*** Opening AVAILABLE DATA ***

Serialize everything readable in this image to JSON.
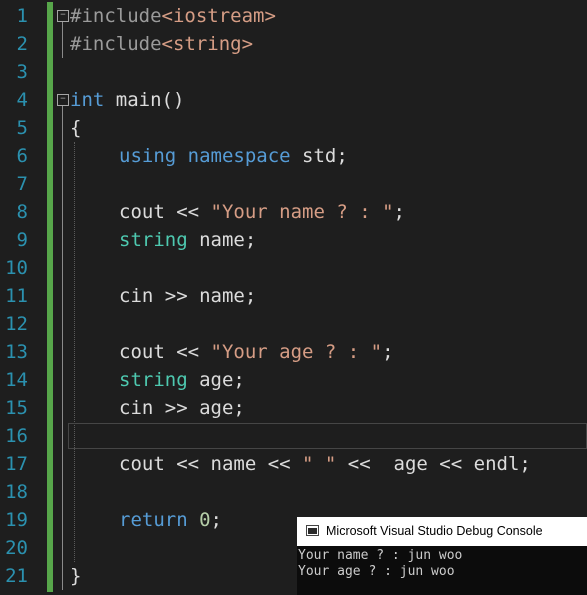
{
  "editor": {
    "line_numbers": [
      "1",
      "2",
      "3",
      "4",
      "5",
      "6",
      "7",
      "8",
      "9",
      "10",
      "11",
      "12",
      "13",
      "14",
      "15",
      "16",
      "17",
      "18",
      "19",
      "20",
      "21"
    ],
    "code": {
      "l1": {
        "kw": "#include",
        "inc": "<iostream>"
      },
      "l2": {
        "kw": "#include",
        "inc": "<string>"
      },
      "l4": {
        "kw": "int",
        "rest": " main()"
      },
      "l5": {
        "text": "{"
      },
      "l6": {
        "kw1": "using",
        "kw2": "namespace",
        "rest": " std;"
      },
      "l8": {
        "pre": "cout << ",
        "str": "\"Your name ? : \"",
        "post": ";"
      },
      "l9": {
        "ty": "string",
        "rest": " name;"
      },
      "l11": {
        "text": "cin >> name;"
      },
      "l13": {
        "pre": "cout << ",
        "str": "\"Your age ? : \"",
        "post": ";"
      },
      "l14": {
        "ty": "string",
        "rest": " age;"
      },
      "l15": {
        "text": "cin >> age;"
      },
      "l17": {
        "pre": "cout << name << ",
        "str": "\" \"",
        "post": " <<  age << endl;"
      },
      "l19": {
        "kw": "return",
        "num": "0",
        "post": ";"
      },
      "l21": {
        "text": "}"
      }
    }
  },
  "console": {
    "title": "Microsoft Visual Studio Debug Console",
    "lines": [
      "Your name ? : jun woo",
      "Your age ? : jun woo"
    ]
  },
  "colors": {
    "background": "#1e1e1e",
    "line_number": "#2b91af",
    "keyword": "#569cd6",
    "type": "#4ec9b0",
    "string": "#d69d85",
    "number": "#b5cea8",
    "text": "#dcdcdc",
    "change_bar": "#57a64a"
  },
  "icons": [
    "collapse-icon",
    "console-app-icon"
  ]
}
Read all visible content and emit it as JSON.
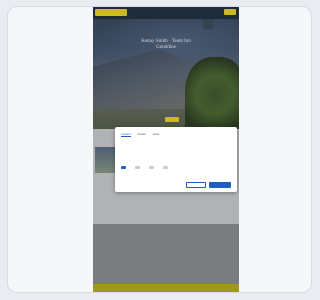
{
  "screen": {
    "hero": {
      "title_lines": [
        "Kenny Smith · Team Inn",
        "Geraldine"
      ]
    },
    "modal": {
      "tabs": [
        "Consent",
        "Details",
        "About"
      ]
    }
  },
  "colors": {
    "accent": "#e7d32b",
    "header_bg": "#243241",
    "footer_bg": "#b7ad21",
    "modal_accent": "#1f5fbf"
  }
}
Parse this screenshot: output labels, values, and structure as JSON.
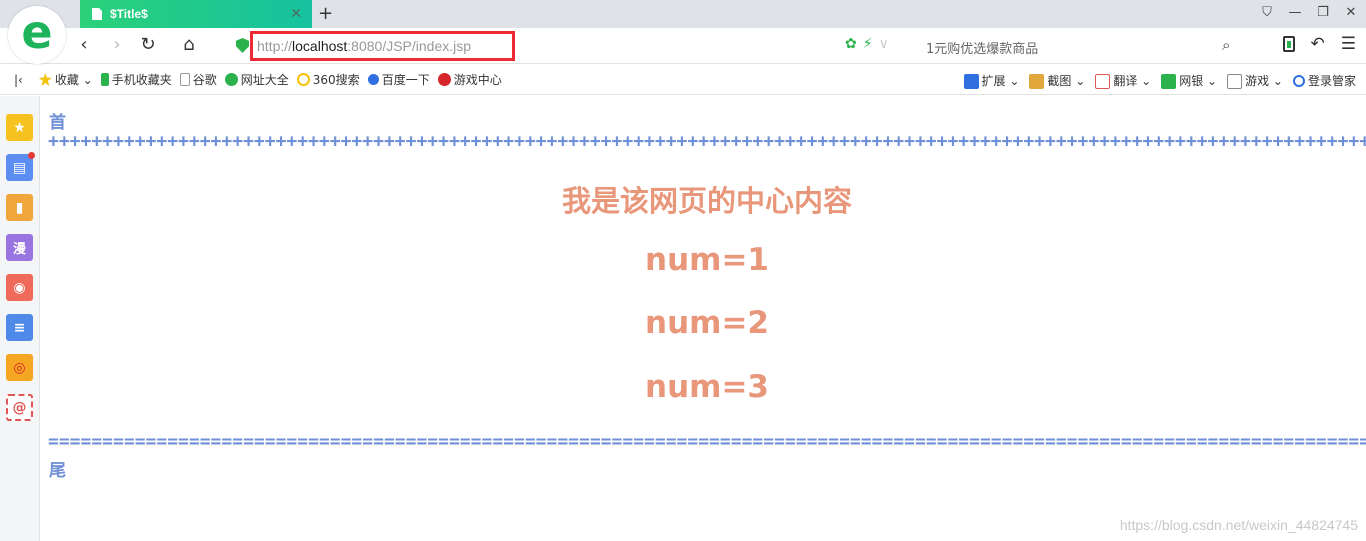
{
  "browser": {
    "tab_title": "$Title$",
    "tab_close": "✕",
    "new_tab": "+",
    "url_prefix": "http://",
    "url_host": "localhost",
    "url_rest": ":8080/JSP/index.jsp",
    "promo_text": "1元购优选爆款商品",
    "accent_color": "#2bd179",
    "highlight_color": "#ee2a34"
  },
  "bookmarks": {
    "items": [
      {
        "label": "收藏",
        "icon": "star-icon",
        "color": "#f4c20d"
      },
      {
        "label": "手机收藏夹",
        "icon": "phone-icon",
        "color": "#2bb24c"
      },
      {
        "label": "谷歌",
        "icon": "page-icon",
        "color": "#cccccc"
      },
      {
        "label": "网址大全",
        "icon": "globe-icon",
        "color": "#2bb24c"
      },
      {
        "label": "360搜索",
        "icon": "search-360-icon",
        "color": "#f4c20d"
      },
      {
        "label": "百度一下",
        "icon": "baidu-paw-icon",
        "color": "#2f6fe0"
      },
      {
        "label": "游戏中心",
        "icon": "game-center-icon",
        "color": "#d6262b"
      }
    ],
    "right_items": [
      {
        "label": "扩展",
        "icon": "extension-icon",
        "color": "#2f6fe0"
      },
      {
        "label": "截图",
        "icon": "screenshot-icon",
        "color": "#e2a73a"
      },
      {
        "label": "翻译",
        "icon": "translate-icon",
        "color": "#e05555"
      },
      {
        "label": "网银",
        "icon": "bank-shield-icon",
        "color": "#2bb24c"
      },
      {
        "label": "游戏",
        "icon": "gamepad-icon",
        "color": "#888888"
      },
      {
        "label": "登录管家",
        "icon": "login-search-icon",
        "color": "#2f6fe0"
      }
    ]
  },
  "sidebar": {
    "items": [
      {
        "icon": "favorites-star-icon",
        "color": "#f6c21f",
        "glyph": "★"
      },
      {
        "icon": "news-icon",
        "color": "#5b8ef0",
        "glyph": "▤"
      },
      {
        "icon": "bookmark-book-icon",
        "color": "#f0a63b",
        "glyph": "▮"
      },
      {
        "icon": "manga-icon",
        "color": "#9a74e0",
        "glyph": "漫"
      },
      {
        "icon": "game-controller-icon",
        "color": "#ef6a5a",
        "glyph": "◉"
      },
      {
        "icon": "document-icon",
        "color": "#4f8ae8",
        "glyph": "≡"
      },
      {
        "icon": "weibo-icon",
        "color": "#f5a623",
        "glyph": "◎"
      },
      {
        "icon": "mail-at-icon",
        "color": "#ffffff",
        "glyph": "@"
      }
    ]
  },
  "page": {
    "head": "首",
    "plus_line": "++++++++++++++++++++++++++++++++++++++++++++++++++++++++++++++++++++++++++++++++++++++++++++++++++++++++++++++++++++++++++++++++++++++++++++++++++++++++++++++++++++++++++++++++++++++++++++",
    "center_title": "我是该网页的中心内容",
    "nums": [
      "num=1",
      "num=2",
      "num=3"
    ],
    "eq_line": "=====================================================================================================================================================================================================",
    "foot": "尾",
    "watermark": "https://blog.csdn.net/weixin_44824745"
  }
}
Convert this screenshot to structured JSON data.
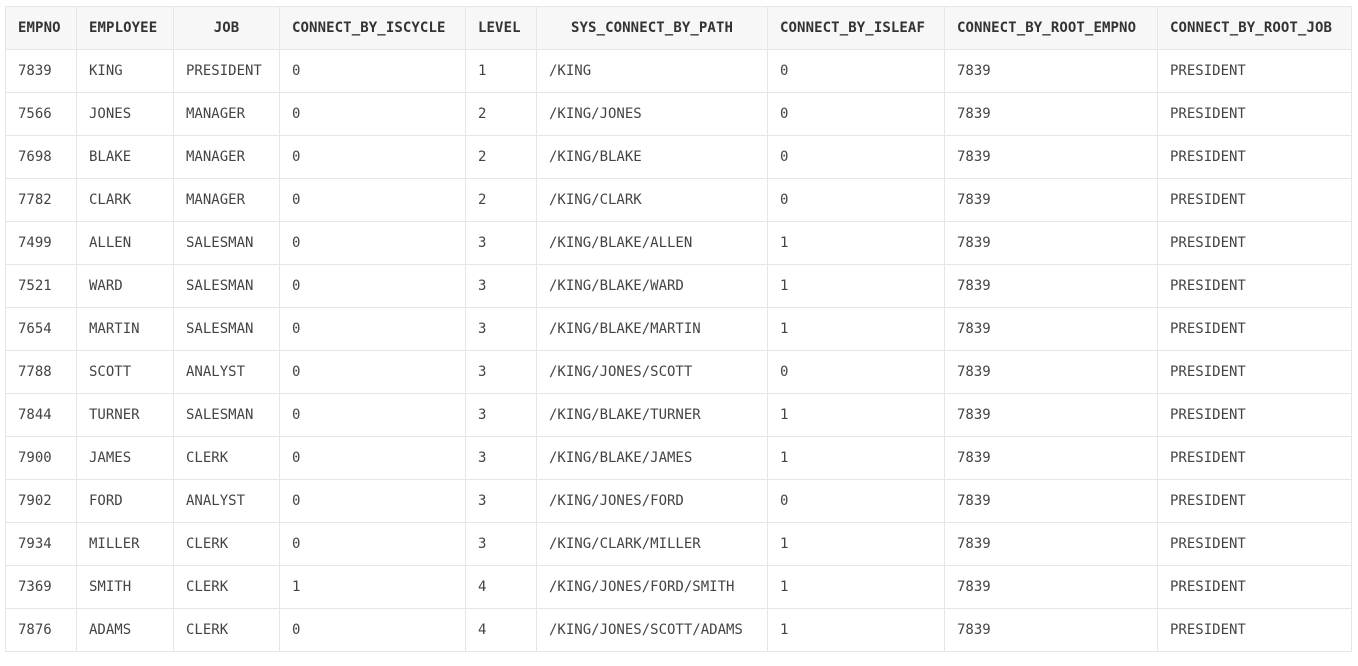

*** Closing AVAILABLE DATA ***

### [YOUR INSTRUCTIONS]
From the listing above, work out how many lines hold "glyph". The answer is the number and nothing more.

### [EXERCISE ANSWER]
8